## Exercise
Which of the lines below hold "blood"? Please return each one.
═════ Provided data
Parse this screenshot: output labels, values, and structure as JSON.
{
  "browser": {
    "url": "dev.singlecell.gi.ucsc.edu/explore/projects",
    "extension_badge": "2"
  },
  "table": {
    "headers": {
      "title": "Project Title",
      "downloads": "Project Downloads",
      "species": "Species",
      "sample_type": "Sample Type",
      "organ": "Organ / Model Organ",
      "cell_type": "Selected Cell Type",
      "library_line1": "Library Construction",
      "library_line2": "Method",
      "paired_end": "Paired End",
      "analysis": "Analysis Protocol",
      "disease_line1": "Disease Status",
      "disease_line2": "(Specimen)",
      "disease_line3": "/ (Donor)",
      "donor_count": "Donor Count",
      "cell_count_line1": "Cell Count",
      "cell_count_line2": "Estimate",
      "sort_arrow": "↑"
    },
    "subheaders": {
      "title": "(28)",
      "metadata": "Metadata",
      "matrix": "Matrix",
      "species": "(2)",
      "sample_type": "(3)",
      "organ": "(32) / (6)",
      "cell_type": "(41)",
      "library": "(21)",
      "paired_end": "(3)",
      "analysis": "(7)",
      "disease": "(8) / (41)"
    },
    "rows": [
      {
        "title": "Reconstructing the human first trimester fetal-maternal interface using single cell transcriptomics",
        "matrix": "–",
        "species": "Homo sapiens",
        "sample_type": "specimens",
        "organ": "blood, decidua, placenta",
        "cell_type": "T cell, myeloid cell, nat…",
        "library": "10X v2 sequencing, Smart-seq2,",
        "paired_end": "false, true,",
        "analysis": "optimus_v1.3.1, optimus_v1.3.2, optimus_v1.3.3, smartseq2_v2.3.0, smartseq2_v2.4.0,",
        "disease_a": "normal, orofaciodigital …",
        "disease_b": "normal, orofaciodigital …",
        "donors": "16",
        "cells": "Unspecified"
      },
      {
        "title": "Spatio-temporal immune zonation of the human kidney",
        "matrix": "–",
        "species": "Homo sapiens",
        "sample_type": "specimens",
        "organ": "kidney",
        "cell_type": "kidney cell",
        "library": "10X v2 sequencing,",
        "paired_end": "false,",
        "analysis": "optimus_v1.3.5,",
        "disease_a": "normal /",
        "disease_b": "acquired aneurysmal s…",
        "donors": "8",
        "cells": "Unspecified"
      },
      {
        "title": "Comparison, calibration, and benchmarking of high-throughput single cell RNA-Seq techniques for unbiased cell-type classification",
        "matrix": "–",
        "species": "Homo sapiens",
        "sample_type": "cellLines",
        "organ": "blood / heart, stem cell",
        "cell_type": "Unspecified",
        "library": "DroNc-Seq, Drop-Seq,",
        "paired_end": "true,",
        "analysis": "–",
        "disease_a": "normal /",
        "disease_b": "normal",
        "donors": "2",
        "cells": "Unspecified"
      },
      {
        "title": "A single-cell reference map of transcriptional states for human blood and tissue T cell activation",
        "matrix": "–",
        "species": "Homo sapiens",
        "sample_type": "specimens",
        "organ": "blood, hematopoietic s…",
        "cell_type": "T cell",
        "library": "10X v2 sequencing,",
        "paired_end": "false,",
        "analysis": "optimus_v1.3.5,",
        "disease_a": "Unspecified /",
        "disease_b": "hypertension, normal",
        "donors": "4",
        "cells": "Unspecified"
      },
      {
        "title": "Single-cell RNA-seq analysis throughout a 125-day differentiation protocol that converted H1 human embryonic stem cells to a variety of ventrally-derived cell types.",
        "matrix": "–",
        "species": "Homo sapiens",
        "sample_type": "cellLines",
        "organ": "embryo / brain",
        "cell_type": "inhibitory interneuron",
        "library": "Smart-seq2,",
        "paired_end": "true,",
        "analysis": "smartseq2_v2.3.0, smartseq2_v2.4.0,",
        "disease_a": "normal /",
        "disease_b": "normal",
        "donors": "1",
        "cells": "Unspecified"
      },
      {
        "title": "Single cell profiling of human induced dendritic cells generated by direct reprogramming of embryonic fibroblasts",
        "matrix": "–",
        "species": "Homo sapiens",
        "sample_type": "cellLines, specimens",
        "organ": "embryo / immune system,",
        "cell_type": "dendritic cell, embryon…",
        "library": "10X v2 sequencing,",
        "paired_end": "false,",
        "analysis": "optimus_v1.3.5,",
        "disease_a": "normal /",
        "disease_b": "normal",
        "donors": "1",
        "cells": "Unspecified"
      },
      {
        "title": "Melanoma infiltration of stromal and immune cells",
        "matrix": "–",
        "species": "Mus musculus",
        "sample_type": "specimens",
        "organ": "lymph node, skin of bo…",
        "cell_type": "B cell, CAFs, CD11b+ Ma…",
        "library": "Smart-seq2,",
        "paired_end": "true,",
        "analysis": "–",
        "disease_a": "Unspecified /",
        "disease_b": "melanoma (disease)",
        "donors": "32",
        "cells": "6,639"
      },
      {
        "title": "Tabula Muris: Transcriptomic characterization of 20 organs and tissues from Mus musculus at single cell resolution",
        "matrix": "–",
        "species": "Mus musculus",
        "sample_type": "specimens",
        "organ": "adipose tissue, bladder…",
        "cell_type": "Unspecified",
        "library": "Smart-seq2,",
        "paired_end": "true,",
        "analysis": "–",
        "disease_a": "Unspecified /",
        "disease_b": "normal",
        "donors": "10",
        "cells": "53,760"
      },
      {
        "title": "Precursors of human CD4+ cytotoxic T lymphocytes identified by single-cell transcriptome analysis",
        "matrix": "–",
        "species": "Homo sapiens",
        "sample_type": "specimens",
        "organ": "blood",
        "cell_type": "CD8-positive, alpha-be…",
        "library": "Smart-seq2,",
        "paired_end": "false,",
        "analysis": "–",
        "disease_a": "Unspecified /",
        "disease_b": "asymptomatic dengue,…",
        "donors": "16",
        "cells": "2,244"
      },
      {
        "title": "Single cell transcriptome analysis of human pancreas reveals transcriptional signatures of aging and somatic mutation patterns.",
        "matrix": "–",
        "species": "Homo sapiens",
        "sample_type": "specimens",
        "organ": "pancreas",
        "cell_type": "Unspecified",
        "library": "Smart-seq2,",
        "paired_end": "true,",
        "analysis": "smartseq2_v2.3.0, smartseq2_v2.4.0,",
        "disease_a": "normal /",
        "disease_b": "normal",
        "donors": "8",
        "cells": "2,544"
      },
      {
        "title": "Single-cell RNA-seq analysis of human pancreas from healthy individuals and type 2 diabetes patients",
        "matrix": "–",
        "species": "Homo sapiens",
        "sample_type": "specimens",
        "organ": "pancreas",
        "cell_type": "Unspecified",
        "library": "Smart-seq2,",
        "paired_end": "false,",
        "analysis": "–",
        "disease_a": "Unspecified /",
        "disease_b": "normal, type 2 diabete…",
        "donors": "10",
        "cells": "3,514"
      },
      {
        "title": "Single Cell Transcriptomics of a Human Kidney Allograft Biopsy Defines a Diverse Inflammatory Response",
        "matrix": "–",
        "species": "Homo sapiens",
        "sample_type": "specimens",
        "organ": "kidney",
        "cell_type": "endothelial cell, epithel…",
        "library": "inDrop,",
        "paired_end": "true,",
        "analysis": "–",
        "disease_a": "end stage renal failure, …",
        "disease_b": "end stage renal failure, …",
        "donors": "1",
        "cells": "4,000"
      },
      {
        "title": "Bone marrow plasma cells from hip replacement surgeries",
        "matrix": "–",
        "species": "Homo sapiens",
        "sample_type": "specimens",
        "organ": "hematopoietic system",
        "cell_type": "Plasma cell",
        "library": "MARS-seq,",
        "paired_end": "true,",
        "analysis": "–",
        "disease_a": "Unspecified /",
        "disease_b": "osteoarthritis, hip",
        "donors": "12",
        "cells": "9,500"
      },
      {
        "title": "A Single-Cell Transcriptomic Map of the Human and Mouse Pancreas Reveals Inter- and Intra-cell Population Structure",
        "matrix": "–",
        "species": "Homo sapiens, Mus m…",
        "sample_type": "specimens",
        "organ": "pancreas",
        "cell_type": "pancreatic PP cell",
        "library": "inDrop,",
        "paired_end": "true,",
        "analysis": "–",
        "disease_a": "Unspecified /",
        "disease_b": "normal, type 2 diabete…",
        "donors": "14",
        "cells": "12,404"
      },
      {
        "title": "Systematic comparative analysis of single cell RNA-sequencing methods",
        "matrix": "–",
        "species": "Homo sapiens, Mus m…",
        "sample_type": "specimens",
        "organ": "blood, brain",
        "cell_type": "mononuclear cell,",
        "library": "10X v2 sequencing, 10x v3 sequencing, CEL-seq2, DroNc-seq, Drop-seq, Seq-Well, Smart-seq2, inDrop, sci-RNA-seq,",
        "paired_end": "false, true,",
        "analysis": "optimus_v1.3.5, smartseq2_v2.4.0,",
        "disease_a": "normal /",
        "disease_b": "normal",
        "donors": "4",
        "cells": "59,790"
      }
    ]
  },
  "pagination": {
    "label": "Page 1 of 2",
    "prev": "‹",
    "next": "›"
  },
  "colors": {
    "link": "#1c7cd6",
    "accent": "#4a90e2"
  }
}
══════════
## Answer to this problem
        "organ": "blood, decidua, placenta",
        "organ": "blood / heart, stem cell",
        "title": "A single-cell reference map of transcriptional states for human blood and tissue T cell activation",
        "organ": "blood, hematopoietic s…",
        "organ": "blood",
        "organ": "blood, brain",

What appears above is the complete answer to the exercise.